[Entries taken from a collection]
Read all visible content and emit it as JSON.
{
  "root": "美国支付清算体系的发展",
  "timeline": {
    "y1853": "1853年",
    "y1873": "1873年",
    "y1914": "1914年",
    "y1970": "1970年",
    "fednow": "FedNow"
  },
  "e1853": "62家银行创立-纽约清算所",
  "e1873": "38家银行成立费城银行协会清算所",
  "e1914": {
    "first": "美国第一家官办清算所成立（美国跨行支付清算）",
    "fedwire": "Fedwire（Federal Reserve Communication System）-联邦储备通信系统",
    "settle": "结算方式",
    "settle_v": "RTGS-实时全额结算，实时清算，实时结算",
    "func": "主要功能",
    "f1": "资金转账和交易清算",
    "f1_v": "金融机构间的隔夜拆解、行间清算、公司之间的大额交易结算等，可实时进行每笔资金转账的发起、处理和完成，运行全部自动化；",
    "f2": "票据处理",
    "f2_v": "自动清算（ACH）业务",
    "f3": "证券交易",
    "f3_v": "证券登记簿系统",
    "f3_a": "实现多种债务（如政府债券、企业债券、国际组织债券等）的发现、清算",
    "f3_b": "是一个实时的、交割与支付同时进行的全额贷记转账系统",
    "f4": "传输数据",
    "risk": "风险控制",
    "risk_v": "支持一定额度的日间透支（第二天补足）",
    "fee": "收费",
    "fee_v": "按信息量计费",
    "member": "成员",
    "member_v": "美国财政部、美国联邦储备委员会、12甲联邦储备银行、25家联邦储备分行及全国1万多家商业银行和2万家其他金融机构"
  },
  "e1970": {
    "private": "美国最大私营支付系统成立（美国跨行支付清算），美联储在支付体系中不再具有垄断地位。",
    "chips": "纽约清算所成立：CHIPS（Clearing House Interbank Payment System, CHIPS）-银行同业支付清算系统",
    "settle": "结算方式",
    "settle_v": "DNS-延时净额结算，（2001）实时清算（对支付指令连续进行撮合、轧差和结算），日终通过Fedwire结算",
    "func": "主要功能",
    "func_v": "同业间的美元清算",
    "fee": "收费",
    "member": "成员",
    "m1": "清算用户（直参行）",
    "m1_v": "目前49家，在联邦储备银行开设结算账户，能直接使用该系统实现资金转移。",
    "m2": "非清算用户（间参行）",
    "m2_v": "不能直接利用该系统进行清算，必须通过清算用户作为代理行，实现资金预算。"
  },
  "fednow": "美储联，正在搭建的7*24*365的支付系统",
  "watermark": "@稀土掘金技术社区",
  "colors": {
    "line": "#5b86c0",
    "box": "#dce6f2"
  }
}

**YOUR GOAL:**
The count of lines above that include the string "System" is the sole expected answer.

**RESPONSE BELOW:**
2